Prince Harry shares memories of his mom as Invictus Games debuts in U.S.

To see Prince Harry in his comfort zone, just watch him with veterans.

"I view myself as Captain Wales first and then Prince Harry second," he said. "I've done all this stuff. I've walked the walk, I've worn the t-shirt, I've done a lot of what these guys have done and I've been lucky enough not to be injured, so it seemed very fitting for me to be able to use my name and status to bring a spotlight onto these individuals - create the platform and allow them to flourish."

That platform is the Invictus Games - a competition of wounded service men and women from around the world. Prince Harry launched the games from London in 2014.

After two years of preparations, the games are making their American debut and he admits that the expectations are high, reports "CBS This Morning" co-host Norah O'Donnell.

"The second time around is always harder, bizarrely. And this one has been harder," Harry said. "We just need to fill the seats and make sure we create the perfect atmosphere for all the competitors."

More than 500 athletes from 15 countries are competing in 11 competition events this week. Among the competitors are Navy Airman Brett Parks and Air Force Captain Christy Wise. Both athletes lost limbs, but not in action.

"Yes, I always joke with people saying that I saved the government a plane ticket," Parks said. "I didn't have to go over there and get injured."

Parks broke up an armed robbery near the Jacksonville gym where he was a personal trainer.

"He had a gun in his sweatshirt pocket and he fired off two shots. One hit me in the abdomen and the second shot missed," Parks recalled.

His wife was seven months pregnant at the time.

"My wife's my hero. She's the greatest woman I've ever known. I didn't get to speak to her for 20 days," Parks said. "I always joke that I'd much rather be in my shoes than hers because every single day she thought this was the last day she'd see me."

Wise was hit by a fishing boat while paddleboarding.

"You expect risks in Afghanistan or Africa or flying missions, but it can happen anywhere, anytime," Wise said. "I lost about 60 to 70 percent of my blood in the water, but I'm so happy to be here."

Her recovery has been remarkable. She is now back in the cockpit as an active duty pilot and will be competing in several events -- track and field, running, swimming, rowing and cycling.

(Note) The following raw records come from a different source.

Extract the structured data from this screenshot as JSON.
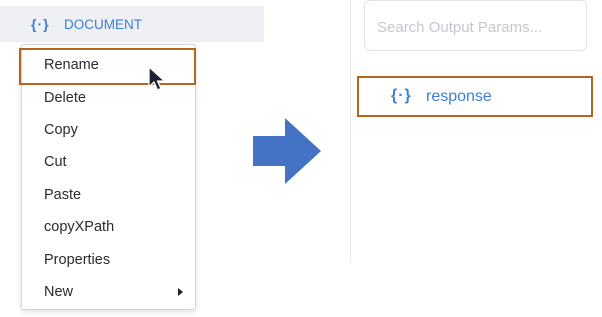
{
  "tree": {
    "icon": "{·}",
    "label": "DOCUMENT"
  },
  "context_menu": {
    "items": [
      {
        "label": "Rename",
        "highlighted": true
      },
      {
        "label": "Delete"
      },
      {
        "label": "Copy"
      },
      {
        "label": "Cut"
      },
      {
        "label": "Paste"
      },
      {
        "label": "copyXPath"
      },
      {
        "label": "Properties"
      },
      {
        "label": "New",
        "has_submenu": true
      }
    ]
  },
  "output_panel": {
    "search_placeholder": "Search Output Params...",
    "node": {
      "icon": "{·}",
      "label": "response"
    }
  },
  "colors": {
    "accent_blue": "#3d7fd9",
    "highlight_border": "#b5651d",
    "arrow": "#4472c4"
  }
}
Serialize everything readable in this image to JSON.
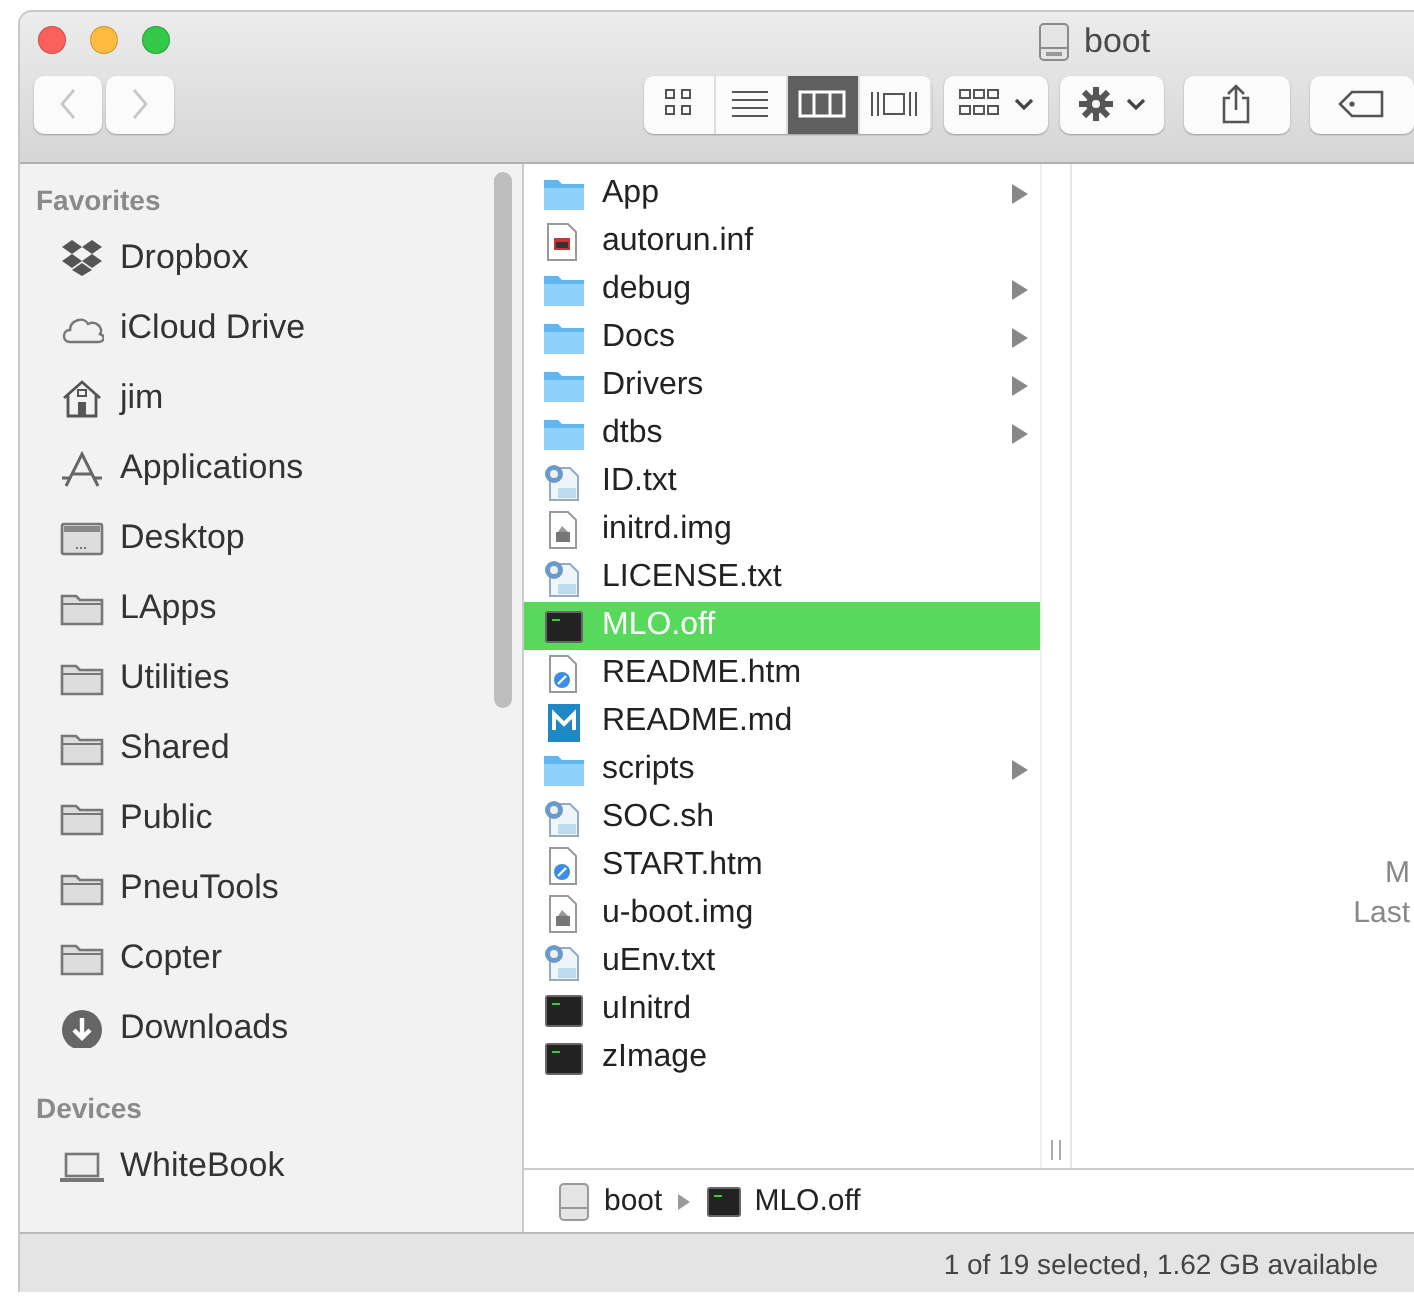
{
  "window": {
    "title": "boot"
  },
  "toolbar": {
    "back_disabled": true,
    "forward_disabled": true,
    "view_modes": [
      {
        "kind": "icons",
        "selected": false
      },
      {
        "kind": "list",
        "selected": false
      },
      {
        "kind": "columns",
        "selected": true
      },
      {
        "kind": "coverflow",
        "selected": false
      }
    ]
  },
  "sidebar": {
    "sections": [
      {
        "title": "Favorites",
        "items": [
          {
            "label": "Dropbox",
            "kind": "dropbox"
          },
          {
            "label": "iCloud Drive",
            "kind": "cloud"
          },
          {
            "label": "jim",
            "kind": "home"
          },
          {
            "label": "Applications",
            "kind": "apps"
          },
          {
            "label": "Desktop",
            "kind": "desktop"
          },
          {
            "label": "LApps",
            "kind": "folder"
          },
          {
            "label": "Utilities",
            "kind": "folder"
          },
          {
            "label": "Shared",
            "kind": "folder"
          },
          {
            "label": "Public",
            "kind": "folder"
          },
          {
            "label": "PneuTools",
            "kind": "folder"
          },
          {
            "label": "Copter",
            "kind": "folder"
          },
          {
            "label": "Downloads",
            "kind": "downloads"
          }
        ]
      },
      {
        "title": "Devices",
        "items": [
          {
            "label": "WhiteBook",
            "kind": "laptop"
          }
        ]
      }
    ]
  },
  "files": [
    {
      "name": "App",
      "kind": "folder",
      "selected": false
    },
    {
      "name": "autorun.inf",
      "kind": "inf",
      "selected": false
    },
    {
      "name": "debug",
      "kind": "folder",
      "selected": false
    },
    {
      "name": "Docs",
      "kind": "folder",
      "selected": false
    },
    {
      "name": "Drivers",
      "kind": "folder",
      "selected": false
    },
    {
      "name": "dtbs",
      "kind": "folder",
      "selected": false
    },
    {
      "name": "ID.txt",
      "kind": "script",
      "selected": false
    },
    {
      "name": "initrd.img",
      "kind": "image",
      "selected": false
    },
    {
      "name": "LICENSE.txt",
      "kind": "script",
      "selected": false
    },
    {
      "name": "MLO.off",
      "kind": "terminal",
      "selected": true
    },
    {
      "name": "README.htm",
      "kind": "html",
      "selected": false
    },
    {
      "name": "README.md",
      "kind": "markdown",
      "selected": false
    },
    {
      "name": "scripts",
      "kind": "folder",
      "selected": false
    },
    {
      "name": "SOC.sh",
      "kind": "script",
      "selected": false
    },
    {
      "name": "START.htm",
      "kind": "html",
      "selected": false
    },
    {
      "name": "u-boot.img",
      "kind": "image",
      "selected": false
    },
    {
      "name": "uEnv.txt",
      "kind": "script",
      "selected": false
    },
    {
      "name": "uInitrd",
      "kind": "terminal",
      "selected": false
    },
    {
      "name": "zImage",
      "kind": "terminal",
      "selected": false
    }
  ],
  "preview": {
    "lines": [
      "M",
      "Last"
    ]
  },
  "path_bar": [
    {
      "label": "boot",
      "kind": "drive"
    },
    {
      "label": "MLO.off",
      "kind": "terminal"
    }
  ],
  "status_bar": "1 of 19 selected, 1.62 GB available"
}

"I think I got them all," Wise said, laughing.

She's quick to credit to her family of high achievers, which includes an Olympic gold medal-winning brother and twin sister who is a doctor.

"When I'm in pain, I just have to survive it. They're the ones who see you in pain and can't do anything about it," Wise said. "So I think it's harder on them than it is for us."

The Invictus Games is being held at the ESPN Wide World of Sports Complex at Walt Disney World Resort in Orlando. Prince Harry said having Disney World next door was one of the main reasons for the competition site.

"All the families and friends are coming over. The kids are going to absolutely love it. I'm going to love it," he said, laughing.

Disney World was also his first trip to the U.S. in 1993 when he was nine years old with his mother, the late Princess Diana.

"And, you know, we had happy, happy memories. You know, it was absolutely fantastic. And it's so nice to be back here-- back here with all these guys as well," Harry said. "I'd hope she'd be incredibly proud. I hope she'd be sitting up there having her own little party and looking down thinking what we've achieved because it's a massive team effort. What we've achieved is absolutely brilliant. I would love it if she was here, and I'm sure she would be running around causing chaos like I intend to."

Harry named the competition after the poem, "Invictus," written by William Ernest Henley nearly 150 years ago. A line reads: "It matters not how straight the gait, how charged with punishments the scroll, I am the master of my fate. I am the captain of my soul."

"From our perspective, the poem and the name just seemed to fit absolutely perfectly," Harry said.

Poetry helps capture the spirit of the games, but to see the determination of these athletes, just look at the pictures and listen to their hearts.

"They just want to kick the ass out of life," Harry said.

"I've never heard a prince use that word before," O'Donnell joked.

"No, I know," Harry said, laughing. "But you know, some people back home are saying, 'Oh, you can't say that word' but it's a body part. And Dave Henson stood up and the captain of the U.K. team said it in London in 2014. I would never stop saying something like that - that is the definition of what these guys are doing. They understand this is a second chance in life and a lot of these guys taking part in these games should not be alive. Now that's a reason to watch, you know?"